There’s a new clicker on the quad this fall. Clicker is the popular term for the devices used for in-class voting systems. The Homewood campus is now using the i>Clicker Classroom Response System; students can use the same clicker device in multiple courses. One of the benefits of the i>Clicker system is that it is integrated with the Blackboard course management system.
Faculty need a computer, either their own laptop or the podium computer in a smart classroom, to use clickers during class. Students simply purchase and register an i>Clicker voting unit. For the Krieger School of Arts & Sciences and the Whiting School of Engineering, the Center for Educational Resources (CER) will provide the i>Clicker software and an RF receiver if needed. Interested faculty can borrow a loaner i>Clicker system to try out in a class up to 50 students. For other JHU schools, contact your divisional instructional support center for information.

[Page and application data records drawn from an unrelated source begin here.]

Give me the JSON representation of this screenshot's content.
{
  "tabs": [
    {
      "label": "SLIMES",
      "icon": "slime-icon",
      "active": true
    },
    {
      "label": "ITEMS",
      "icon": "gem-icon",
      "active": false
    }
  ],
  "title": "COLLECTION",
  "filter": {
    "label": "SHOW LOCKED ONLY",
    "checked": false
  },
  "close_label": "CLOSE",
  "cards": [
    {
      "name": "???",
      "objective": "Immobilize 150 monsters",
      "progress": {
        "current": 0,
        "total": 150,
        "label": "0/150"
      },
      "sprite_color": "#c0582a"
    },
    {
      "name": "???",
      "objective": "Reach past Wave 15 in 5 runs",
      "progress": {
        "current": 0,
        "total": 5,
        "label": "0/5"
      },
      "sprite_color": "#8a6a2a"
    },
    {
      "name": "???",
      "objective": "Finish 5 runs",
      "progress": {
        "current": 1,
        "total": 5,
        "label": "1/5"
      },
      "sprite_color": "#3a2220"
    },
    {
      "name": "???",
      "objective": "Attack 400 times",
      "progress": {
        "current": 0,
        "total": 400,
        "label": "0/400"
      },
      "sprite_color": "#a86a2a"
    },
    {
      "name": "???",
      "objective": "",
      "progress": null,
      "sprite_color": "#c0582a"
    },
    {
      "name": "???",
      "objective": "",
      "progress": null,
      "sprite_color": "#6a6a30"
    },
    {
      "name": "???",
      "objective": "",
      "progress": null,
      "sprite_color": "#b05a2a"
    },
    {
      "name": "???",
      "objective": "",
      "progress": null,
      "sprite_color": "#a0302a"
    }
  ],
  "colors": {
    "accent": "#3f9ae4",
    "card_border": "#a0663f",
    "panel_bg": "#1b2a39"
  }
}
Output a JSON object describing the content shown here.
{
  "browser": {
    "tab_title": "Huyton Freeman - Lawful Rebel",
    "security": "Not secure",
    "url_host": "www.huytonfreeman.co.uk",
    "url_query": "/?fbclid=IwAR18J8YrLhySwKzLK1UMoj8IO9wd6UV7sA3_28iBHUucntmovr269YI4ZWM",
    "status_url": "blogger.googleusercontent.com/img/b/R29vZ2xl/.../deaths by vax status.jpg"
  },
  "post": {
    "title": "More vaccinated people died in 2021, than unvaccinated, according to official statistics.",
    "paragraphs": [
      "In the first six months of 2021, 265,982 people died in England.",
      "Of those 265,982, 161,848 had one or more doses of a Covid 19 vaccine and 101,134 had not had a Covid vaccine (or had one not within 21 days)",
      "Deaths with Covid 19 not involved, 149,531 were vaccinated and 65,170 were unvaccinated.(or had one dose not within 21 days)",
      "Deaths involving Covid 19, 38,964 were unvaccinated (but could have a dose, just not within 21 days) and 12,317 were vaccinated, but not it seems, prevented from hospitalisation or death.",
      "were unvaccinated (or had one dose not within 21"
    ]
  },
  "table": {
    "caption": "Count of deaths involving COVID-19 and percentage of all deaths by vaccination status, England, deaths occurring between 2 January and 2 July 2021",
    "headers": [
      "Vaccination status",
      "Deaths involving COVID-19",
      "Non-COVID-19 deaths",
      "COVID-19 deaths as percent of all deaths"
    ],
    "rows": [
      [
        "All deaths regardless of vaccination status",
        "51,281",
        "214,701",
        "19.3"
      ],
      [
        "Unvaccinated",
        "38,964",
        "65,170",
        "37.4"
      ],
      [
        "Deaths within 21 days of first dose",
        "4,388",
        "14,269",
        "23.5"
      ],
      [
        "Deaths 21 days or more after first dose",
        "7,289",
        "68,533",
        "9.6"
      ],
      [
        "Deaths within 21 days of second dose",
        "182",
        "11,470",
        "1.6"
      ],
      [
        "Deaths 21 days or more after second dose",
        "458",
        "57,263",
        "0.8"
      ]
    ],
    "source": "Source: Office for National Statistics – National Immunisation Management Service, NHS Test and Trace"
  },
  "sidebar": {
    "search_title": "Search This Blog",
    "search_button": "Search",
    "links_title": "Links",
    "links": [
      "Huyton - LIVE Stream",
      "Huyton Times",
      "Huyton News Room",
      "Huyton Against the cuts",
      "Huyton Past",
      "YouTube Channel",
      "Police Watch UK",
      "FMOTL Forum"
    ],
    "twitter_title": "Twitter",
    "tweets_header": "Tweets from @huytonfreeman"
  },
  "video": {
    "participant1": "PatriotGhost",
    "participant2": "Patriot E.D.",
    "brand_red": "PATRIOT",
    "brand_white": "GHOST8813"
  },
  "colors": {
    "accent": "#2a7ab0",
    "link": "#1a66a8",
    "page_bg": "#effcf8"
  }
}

In-class voting technologies were first piloted in classes on the Homewood campus in spring 2003. Since then in-class voting has become ubiquitous in large enrollment classes at Homewood; over 2500 students per semester use the system. Clickers are used in courses such as biology, chemistry, civil engineering, earth and planetary sciences, history of science and technology, materials science, physics, and psychological and brain sciences.
Clickers allow faculty to engage students quickly and easily. They enable faculty to:
- Give and grade objective pop quizzes on readings or other assignments
- Conduct in-class polls in real time
- Stimulate class discussion by posing subjective questions, using either ad-hoc or previously developed questions
- Manage, record and run reports on all aspects of students’ performance using the system
- Take attendance
In a typical example, an instructor poses a question, often multiple-choice, to the class. Then students think about the question and submit their responses using their handheld wireless transmitters (clickers). Responses are beamed to a receiver plugged into the instructor’s computer. Software on the computer processes the information quickly and displays a bar chart showing the distribution of student responses. Instructors can then use these responses to decide how to proceed in the class.
Opinions vary on whether or not to use clickers for grading class attendance. Some instructors simply use clicker votes to count as participation points, just as they might grade students in discussions. For instructors who would like to monitor attendance over time, clickers can record attendance.
Instructors have found that using clickers has dramatically increased attendance in class, enhanced just-in-time teaching capabilities, increased classroom participation and simplified the deployment and grading of quizzes and exams. Data collected over several years in several courses show a direct correlation between clicker participation and final grades. Clickers are generally considered to be one of the foundations of an active learning classroom.
Faculty who are interested in learning more about the in-class voting system should
contact Brian Cole (email@example.com, 410-516-5418) or drop in to the Center for Educational Resources on Q Level in the Milton S.Eisenhower Library.
- The Carl Wieman Science Education Initiative at the University of British Columbia (CWSEI) http://www.cwsei.ubc.ca/resources/clickers.htm includes an instructor’s guide and videos that show the benefits of, and offer practical tips on, using clickers in the classroom: http://www.cwsei.ubc.ca/resources/SEI_video.html.
- Derek Bruff (2009) Teaching with Classroom Response Systems, Jossey-Bass.
Richard Shingles, Lecturer, Department of Biology
Direcctor of the TA Training Institute, Center for Educational Resources
Image source: Photograph © Brian Cole